What to work on: The records must be repeated exactly and in their entirety.

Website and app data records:
• • • •

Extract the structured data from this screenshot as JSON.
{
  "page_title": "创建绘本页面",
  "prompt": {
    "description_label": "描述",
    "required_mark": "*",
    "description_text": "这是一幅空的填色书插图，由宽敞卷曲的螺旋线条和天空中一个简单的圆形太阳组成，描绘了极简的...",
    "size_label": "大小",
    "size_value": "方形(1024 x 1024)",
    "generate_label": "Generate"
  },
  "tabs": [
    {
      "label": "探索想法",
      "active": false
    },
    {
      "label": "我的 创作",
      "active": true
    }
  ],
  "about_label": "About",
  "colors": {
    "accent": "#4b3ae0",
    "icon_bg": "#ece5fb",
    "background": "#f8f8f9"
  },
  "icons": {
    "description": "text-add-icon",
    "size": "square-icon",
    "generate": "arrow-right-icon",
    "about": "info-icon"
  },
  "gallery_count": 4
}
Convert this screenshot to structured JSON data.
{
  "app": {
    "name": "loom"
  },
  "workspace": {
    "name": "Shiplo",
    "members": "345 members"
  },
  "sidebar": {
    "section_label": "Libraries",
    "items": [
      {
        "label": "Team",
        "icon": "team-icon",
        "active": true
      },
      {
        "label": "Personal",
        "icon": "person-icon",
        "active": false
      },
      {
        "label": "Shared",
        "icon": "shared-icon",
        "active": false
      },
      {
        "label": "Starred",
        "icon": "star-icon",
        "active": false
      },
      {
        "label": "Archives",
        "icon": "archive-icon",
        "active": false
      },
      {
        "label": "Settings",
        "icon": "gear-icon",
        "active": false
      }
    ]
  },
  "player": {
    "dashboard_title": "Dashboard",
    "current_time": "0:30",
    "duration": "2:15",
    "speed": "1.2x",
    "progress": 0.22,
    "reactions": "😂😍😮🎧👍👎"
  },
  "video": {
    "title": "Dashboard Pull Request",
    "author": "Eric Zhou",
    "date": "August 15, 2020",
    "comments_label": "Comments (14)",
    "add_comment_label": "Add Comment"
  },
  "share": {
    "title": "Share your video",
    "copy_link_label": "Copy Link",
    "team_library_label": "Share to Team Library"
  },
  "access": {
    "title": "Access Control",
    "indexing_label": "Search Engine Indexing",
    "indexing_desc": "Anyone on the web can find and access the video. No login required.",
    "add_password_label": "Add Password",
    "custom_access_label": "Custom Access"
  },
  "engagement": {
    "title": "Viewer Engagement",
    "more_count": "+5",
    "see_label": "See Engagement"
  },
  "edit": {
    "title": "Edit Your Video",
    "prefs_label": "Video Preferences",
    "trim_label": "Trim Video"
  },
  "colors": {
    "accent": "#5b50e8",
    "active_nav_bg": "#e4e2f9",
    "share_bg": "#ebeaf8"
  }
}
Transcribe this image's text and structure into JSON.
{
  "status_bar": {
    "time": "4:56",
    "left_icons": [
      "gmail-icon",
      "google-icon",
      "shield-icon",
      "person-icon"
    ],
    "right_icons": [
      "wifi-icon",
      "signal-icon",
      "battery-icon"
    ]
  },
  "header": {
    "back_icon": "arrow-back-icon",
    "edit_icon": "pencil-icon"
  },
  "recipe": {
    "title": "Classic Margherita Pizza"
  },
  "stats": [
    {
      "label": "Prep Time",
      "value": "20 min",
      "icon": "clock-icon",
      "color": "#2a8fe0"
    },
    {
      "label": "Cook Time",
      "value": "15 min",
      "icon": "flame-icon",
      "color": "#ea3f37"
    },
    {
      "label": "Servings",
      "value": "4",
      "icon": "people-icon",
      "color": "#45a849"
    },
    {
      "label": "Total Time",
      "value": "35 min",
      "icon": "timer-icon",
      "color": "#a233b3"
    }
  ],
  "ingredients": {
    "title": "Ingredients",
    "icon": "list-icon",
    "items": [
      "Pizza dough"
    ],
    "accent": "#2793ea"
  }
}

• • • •

Exercise solution:
Extract the structured data from this screenshot as JSON.
{
  "page_title": "创建绘本页面",
  "prompt": {
    "description_label": "描述",
    "required_mark": "*",
    "description_text": "这是一幅空的填色书插图，由宽敞卷曲的螺旋线条和天空中一个简单的圆形太阳组成，描绘了极简的...",
    "size_label": "大小",
    "size_value": "方形(1024 x 1024)",
    "generate_label": "Generate"
  },
  "tabs": [
    {
      "label": "探索想法",
      "active": false
    },
    {
      "label": "我的 创作",
      "active": true
    }
  ],
  "about_label": "About",
  "colors": {
    "accent": "#4b3ae0",
    "icon_bg": "#ece5fb",
    "background": "#f8f8f9"
  },
  "icons": {
    "description": "text-add-icon",
    "size": "square-icon",
    "generate": "arrow-right-icon",
    "about": "info-icon"
  },
  "gallery_count": 4
}
Convert this screenshot to structured JSON data.
{
  "app": {
    "name": "loom"
  },
  "workspace": {
    "name": "Shiplo",
    "members": "345 members"
  },
  "sidebar": {
    "section_label": "Libraries",
    "items": [
      {
        "label": "Team",
        "icon": "team-icon",
        "active": true
      },
      {
        "label": "Personal",
        "icon": "person-icon",
        "active": false
      },
      {
        "label": "Shared",
        "icon": "shared-icon",
        "active": false
      },
      {
        "label": "Starred",
        "icon": "star-icon",
        "active": false
      },
      {
        "label": "Archives",
        "icon": "archive-icon",
        "active": false
      },
      {
        "label": "Settings",
        "icon": "gear-icon",
        "active": false
      }
    ]
  },
  "player": {
    "dashboard_title": "Dashboard",
    "current_time": "0:30",
    "duration": "2:15",
    "speed": "1.2x",
    "progress": 0.22,
    "reactions": "😂😍😮🎧👍👎"
  },
  "video": {
    "title": "Dashboard Pull Request",
    "author": "Eric Zhou",
    "date": "August 15, 2020",
    "comments_label": "Comments (14)",
    "add_comment_label": "Add Comment"
  },
  "share": {
    "title": "Share your video",
    "copy_link_label": "Copy Link",
    "team_library_label": "Share to Team Library"
  },
  "access": {
    "title": "Access Control",
    "indexing_label": "Search Engine Indexing",
    "indexing_desc": "Anyone on the web can find and access the video. No login required.",
    "add_password_label": "Add Password",
    "custom_access_label": "Custom Access"
  },
  "engagement": {
    "title": "Viewer Engagement",
    "more_count": "+5",
    "see_label": "See Engagement"
  },
  "edit": {
    "title": "Edit Your Video",
    "prefs_label": "Video Preferences",
    "trim_label": "Trim Video"
  },
  "colors": {
    "accent": "#5b50e8",
    "active_nav_bg": "#e4e2f9",
    "share_bg": "#ebeaf8"
  }
}
Transcribe this image's text and structure into JSON.
{
  "status_bar": {
    "time": "4:56",
    "left_icons": [
      "gmail-icon",
      "google-icon",
      "shield-icon",
      "person-icon"
    ],
    "right_icons": [
      "wifi-icon",
      "signal-icon",
      "battery-icon"
    ]
  },
  "header": {
    "back_icon": "arrow-back-icon",
    "edit_icon": "pencil-icon"
  },
  "recipe": {
    "title": "Classic Margherita Pizza"
  },
  "stats": [
    {
      "label": "Prep Time",
      "value": "20 min",
      "icon": "clock-icon",
      "color": "#2a8fe0"
    },
    {
      "label": "Cook Time",
      "value": "15 min",
      "icon": "flame-icon",
      "color": "#ea3f37"
    },
    {
      "label": "Servings",
      "value": "4",
      "icon": "people-icon",
      "color": "#45a849"
    },
    {
      "label": "Total Time",
      "value": "35 min",
      "icon": "timer-icon",
      "color": "#a233b3"
    }
  ],
  "ingredients": {
    "title": "Ingredients",
    "icon": "list-icon",
    "items": [
      "Pizza dough"
    ],
    "accent": "#2793ea"
  }
}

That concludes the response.